◆ Problem details
Nothing but the records themselves, exactly as written, should appear in the reply; leave out the pictures.

◆ Entries supplied
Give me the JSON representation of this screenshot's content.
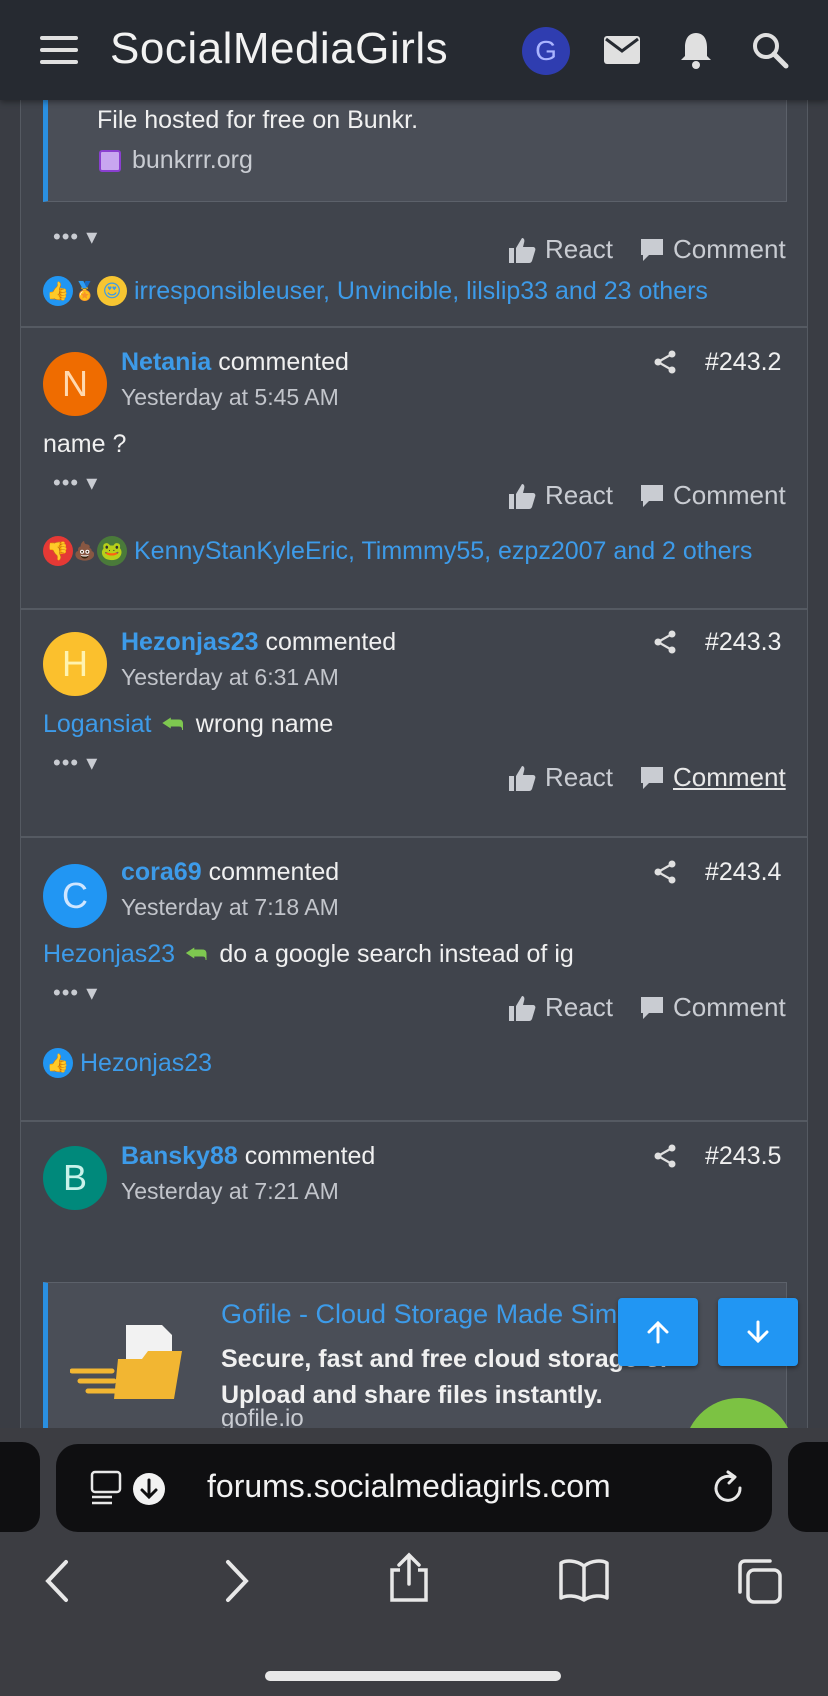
{
  "header": {
    "site_title": "SocialMediaGirls",
    "user_initial": "G"
  },
  "top_embed": {
    "description": "File hosted for free on Bunkr.",
    "host": "bunkrrr.org"
  },
  "post_actions": {
    "dots": "••• ▾",
    "react_label": "React",
    "comment_label": "Comment"
  },
  "top_reactions": {
    "text": "irresponsibleuser, Unvincible, lilslip33 and 23 others"
  },
  "comments": [
    {
      "initial": "N",
      "avatar_color": "#ef6c00",
      "avatar_text_color": "#ffd9b0",
      "username": "Netania",
      "verb": "commented",
      "time": "Yesterday at 5:45 AM",
      "number": "#243.2",
      "body": "name ?",
      "reactions": "KennyStanKyleEric, Timmmy55, ezpz2007 and 2 others"
    },
    {
      "initial": "H",
      "avatar_color": "#fbc02d",
      "avatar_text_color": "#fff3b0",
      "username": "Hezonjas23",
      "verb": "commented",
      "time": "Yesterday at 6:31 AM",
      "number": "#243.3",
      "mention": "Logansiat",
      "body": "wrong name"
    },
    {
      "initial": "C",
      "avatar_color": "#2196f3",
      "avatar_text_color": "#cfe6ff",
      "username": "cora69",
      "verb": "commented",
      "time": "Yesterday at 7:18 AM",
      "number": "#243.4",
      "mention": "Hezonjas23",
      "body": "do a google search instead of ig",
      "reactions": "Hezonjas23"
    },
    {
      "initial": "B",
      "avatar_color": "#00897b",
      "avatar_text_color": "#c8f2ea",
      "username": "Bansky88",
      "verb": "commented",
      "time": "Yesterday at 7:21 AM",
      "number": "#243.5"
    }
  ],
  "gofile_embed": {
    "title": "Gofile - Cloud Storage Made Sim",
    "description_line1": "Secure, fast and free cloud storage",
    "description_line1_tail": "or",
    "description_line2": "Upload and share files instantly.",
    "url": "gofile.io"
  },
  "browser": {
    "url": "forums.socialmediagirls.com"
  },
  "colors": {
    "accent": "#3d9be9",
    "header_bg": "#262a31",
    "content_bg": "#40444c",
    "scroll_button": "#2196f3"
  }
}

◆ Exercise solution
Give me the JSON representation of this screenshot's content.
{
  "header": {
    "site_title": "SocialMediaGirls",
    "user_initial": "G"
  },
  "top_embed": {
    "description": "File hosted for free on Bunkr.",
    "host": "bunkrrr.org"
  },
  "post_actions": {
    "dots": "••• ▾",
    "react_label": "React",
    "comment_label": "Comment"
  },
  "top_reactions": {
    "text": "irresponsibleuser, Unvincible, lilslip33 and 23 others"
  },
  "comments": [
    {
      "initial": "N",
      "avatar_color": "#ef6c00",
      "avatar_text_color": "#ffd9b0",
      "username": "Netania",
      "verb": "commented",
      "time": "Yesterday at 5:45 AM",
      "number": "#243.2",
      "body": "name ?",
      "reactions": "KennyStanKyleEric, Timmmy55, ezpz2007 and 2 others"
    },
    {
      "initial": "H",
      "avatar_color": "#fbc02d",
      "avatar_text_color": "#fff3b0",
      "username": "Hezonjas23",
      "verb": "commented",
      "time": "Yesterday at 6:31 AM",
      "number": "#243.3",
      "mention": "Logansiat",
      "body": "wrong name"
    },
    {
      "initial": "C",
      "avatar_color": "#2196f3",
      "avatar_text_color": "#cfe6ff",
      "username": "cora69",
      "verb": "commented",
      "time": "Yesterday at 7:18 AM",
      "number": "#243.4",
      "mention": "Hezonjas23",
      "body": "do a google search instead of ig",
      "reactions": "Hezonjas23"
    },
    {
      "initial": "B",
      "avatar_color": "#00897b",
      "avatar_text_color": "#c8f2ea",
      "username": "Bansky88",
      "verb": "commented",
      "time": "Yesterday at 7:21 AM",
      "number": "#243.5"
    }
  ],
  "gofile_embed": {
    "title": "Gofile - Cloud Storage Made Sim",
    "description_line1": "Secure, fast and free cloud storage",
    "description_line1_tail": "or",
    "description_line2": "Upload and share files instantly.",
    "url": "gofile.io"
  },
  "browser": {
    "url": "forums.socialmediagirls.com"
  },
  "colors": {
    "accent": "#3d9be9",
    "header_bg": "#262a31",
    "content_bg": "#40444c",
    "scroll_button": "#2196f3"
  }
}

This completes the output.